| Exercise |
All of the entries should be written out again exactly.
======
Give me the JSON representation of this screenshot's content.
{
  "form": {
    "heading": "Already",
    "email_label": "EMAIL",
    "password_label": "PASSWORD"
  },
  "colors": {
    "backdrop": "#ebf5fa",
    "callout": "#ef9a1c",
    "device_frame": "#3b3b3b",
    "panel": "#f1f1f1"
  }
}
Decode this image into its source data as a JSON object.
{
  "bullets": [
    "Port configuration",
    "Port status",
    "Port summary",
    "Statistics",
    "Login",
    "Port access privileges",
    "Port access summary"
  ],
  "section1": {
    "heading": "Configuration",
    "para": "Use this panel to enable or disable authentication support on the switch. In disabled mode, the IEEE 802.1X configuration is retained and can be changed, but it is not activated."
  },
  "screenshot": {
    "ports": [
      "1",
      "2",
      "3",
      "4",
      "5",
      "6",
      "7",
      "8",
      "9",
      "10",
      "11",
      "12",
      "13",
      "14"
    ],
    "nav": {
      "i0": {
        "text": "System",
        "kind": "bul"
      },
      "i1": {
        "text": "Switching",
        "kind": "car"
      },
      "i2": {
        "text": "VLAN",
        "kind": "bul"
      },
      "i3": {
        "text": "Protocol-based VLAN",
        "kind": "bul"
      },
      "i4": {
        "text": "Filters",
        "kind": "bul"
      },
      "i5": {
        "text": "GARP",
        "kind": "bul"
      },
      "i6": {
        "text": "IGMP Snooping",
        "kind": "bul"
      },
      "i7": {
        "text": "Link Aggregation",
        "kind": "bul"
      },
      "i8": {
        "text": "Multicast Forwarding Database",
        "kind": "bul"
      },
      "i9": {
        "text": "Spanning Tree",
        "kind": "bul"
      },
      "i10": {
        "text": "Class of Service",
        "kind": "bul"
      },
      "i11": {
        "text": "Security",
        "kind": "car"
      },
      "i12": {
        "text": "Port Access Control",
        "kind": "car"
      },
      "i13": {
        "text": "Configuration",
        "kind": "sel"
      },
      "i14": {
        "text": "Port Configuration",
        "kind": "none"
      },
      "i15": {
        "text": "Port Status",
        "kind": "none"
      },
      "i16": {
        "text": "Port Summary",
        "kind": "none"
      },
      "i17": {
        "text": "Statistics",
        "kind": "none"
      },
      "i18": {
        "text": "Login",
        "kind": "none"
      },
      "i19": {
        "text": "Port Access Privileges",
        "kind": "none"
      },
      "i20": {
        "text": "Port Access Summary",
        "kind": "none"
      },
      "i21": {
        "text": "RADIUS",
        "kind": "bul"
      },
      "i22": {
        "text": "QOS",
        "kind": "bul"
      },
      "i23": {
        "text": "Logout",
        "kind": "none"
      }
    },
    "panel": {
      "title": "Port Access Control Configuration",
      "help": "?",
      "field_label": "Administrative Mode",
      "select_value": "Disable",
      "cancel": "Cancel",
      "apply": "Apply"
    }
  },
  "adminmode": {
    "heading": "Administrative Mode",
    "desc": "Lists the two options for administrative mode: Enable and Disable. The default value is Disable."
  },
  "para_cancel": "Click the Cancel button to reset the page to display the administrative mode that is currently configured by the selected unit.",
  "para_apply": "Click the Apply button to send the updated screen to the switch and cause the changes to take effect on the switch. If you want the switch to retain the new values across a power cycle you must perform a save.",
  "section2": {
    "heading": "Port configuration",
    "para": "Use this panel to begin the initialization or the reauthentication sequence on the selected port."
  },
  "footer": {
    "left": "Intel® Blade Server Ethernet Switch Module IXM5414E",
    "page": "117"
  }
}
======
| Expected answer |
Give me the JSON representation of this screenshot's content.
{
  "form": {
    "heading": "Already",
    "email_label": "EMAIL",
    "password_label": "PASSWORD"
  },
  "colors": {
    "backdrop": "#ebf5fa",
    "callout": "#ef9a1c",
    "device_frame": "#3b3b3b",
    "panel": "#f1f1f1"
  }
}
Decode this image into its source data as a JSON object.
{
  "bullets": [
    "Port configuration",
    "Port status",
    "Port summary",
    "Statistics",
    "Login",
    "Port access privileges",
    "Port access summary"
  ],
  "section1": {
    "heading": "Configuration",
    "para": "Use this panel to enable or disable authentication support on the switch. In disabled mode, the IEEE 802.1X configuration is retained and can be changed, but it is not activated."
  },
  "screenshot": {
    "ports": [
      "1",
      "2",
      "3",
      "4",
      "5",
      "6",
      "7",
      "8",
      "9",
      "10",
      "11",
      "12",
      "13",
      "14"
    ],
    "nav": {
      "i0": {
        "text": "System",
        "kind": "bul"
      },
      "i1": {
        "text": "Switching",
        "kind": "car"
      },
      "i2": {
        "text": "VLAN",
        "kind": "bul"
      },
      "i3": {
        "text": "Protocol-based VLAN",
        "kind": "bul"
      },
      "i4": {
        "text": "Filters",
        "kind": "bul"
      },
      "i5": {
        "text": "GARP",
        "kind": "bul"
      },
      "i6": {
        "text": "IGMP Snooping",
        "kind": "bul"
      },
      "i7": {
        "text": "Link Aggregation",
        "kind": "bul"
      },
      "i8": {
        "text": "Multicast Forwarding Database",
        "kind": "bul"
      },
      "i9": {
        "text": "Spanning Tree",
        "kind": "bul"
      },
      "i10": {
        "text": "Class of Service",
        "kind": "bul"
      },
      "i11": {
        "text": "Security",
        "kind": "car"
      },
      "i12": {
        "text": "Port Access Control",
        "kind": "car"
      },
      "i13": {
        "text": "Configuration",
        "kind": "sel"
      },
      "i14": {
        "text": "Port Configuration",
        "kind": "none"
      },
      "i15": {
        "text": "Port Status",
        "kind": "none"
      },
      "i16": {
        "text": "Port Summary",
        "kind": "none"
      },
      "i17": {
        "text": "Statistics",
        "kind": "none"
      },
      "i18": {
        "text": "Login",
        "kind": "none"
      },
      "i19": {
        "text": "Port Access Privileges",
        "kind": "none"
      },
      "i20": {
        "text": "Port Access Summary",
        "kind": "none"
      },
      "i21": {
        "text": "RADIUS",
        "kind": "bul"
      },
      "i22": {
        "text": "QOS",
        "kind": "bul"
      },
      "i23": {
        "text": "Logout",
        "kind": "none"
      }
    },
    "panel": {
      "title": "Port Access Control Configuration",
      "help": "?",
      "field_label": "Administrative Mode",
      "select_value": "Disable",
      "cancel": "Cancel",
      "apply": "Apply"
    }
  },
  "adminmode": {
    "heading": "Administrative Mode",
    "desc": "Lists the two options for administrative mode: Enable and Disable. The default value is Disable."
  },
  "para_cancel": "Click the Cancel button to reset the page to display the administrative mode that is currently configured by the selected unit.",
  "para_apply": "Click the Apply button to send the updated screen to the switch and cause the changes to take effect on the switch. If you want the switch to retain the new values across a power cycle you must perform a save.",
  "section2": {
    "heading": "Port configuration",
    "para": "Use this panel to begin the initialization or the reauthentication sequence on the selected port."
  },
  "footer": {
    "left": "Intel® Blade Server Ethernet Switch Module IXM5414E",
    "page": "117"
  }
}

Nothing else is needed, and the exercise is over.